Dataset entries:
○ ○ ○ ○ ○

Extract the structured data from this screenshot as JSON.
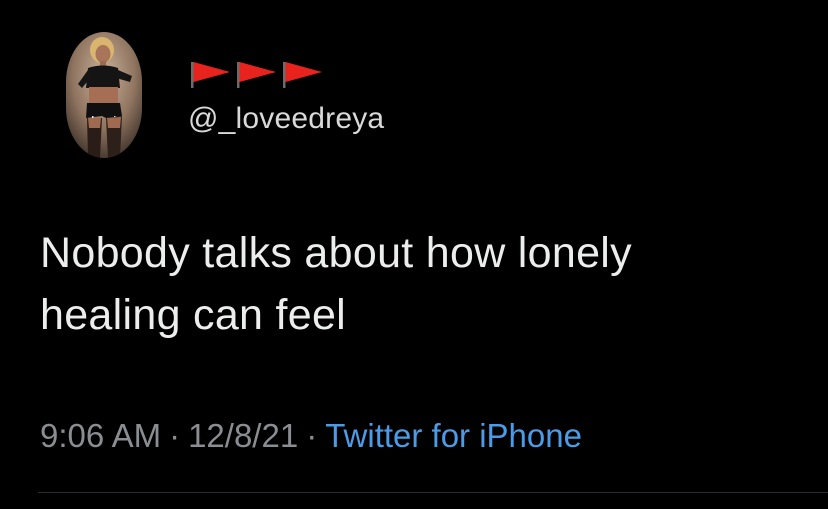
{
  "tweet": {
    "display_name_flags": [
      "red-flag-emoji",
      "red-flag-emoji",
      "red-flag-emoji"
    ],
    "handle": "@_loveedreya",
    "text_line1": "Nobody talks about how lonely",
    "text_line2": "healing can feel",
    "time": "9:06 AM",
    "separator": "·",
    "date": "12/8/21",
    "source": "Twitter for iPhone"
  },
  "colors": {
    "background": "#000000",
    "text": "#eceded",
    "muted": "#8a8d91",
    "link": "#4a9be8",
    "flag": "#e8231d"
  }
}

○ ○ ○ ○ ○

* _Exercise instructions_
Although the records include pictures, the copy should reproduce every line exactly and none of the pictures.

* _Task answer_
Extract the structured data from this screenshot as JSON.
{
  "tweet": {
    "display_name_flags": [
      "red-flag-emoji",
      "red-flag-emoji",
      "red-flag-emoji"
    ],
    "handle": "@_loveedreya",
    "text_line1": "Nobody talks about how lonely",
    "text_line2": "healing can feel",
    "time": "9:06 AM",
    "separator": "·",
    "date": "12/8/21",
    "source": "Twitter for iPhone"
  },
  "colors": {
    "background": "#000000",
    "text": "#eceded",
    "muted": "#8a8d91",
    "link": "#4a9be8",
    "flag": "#e8231d"
  }
}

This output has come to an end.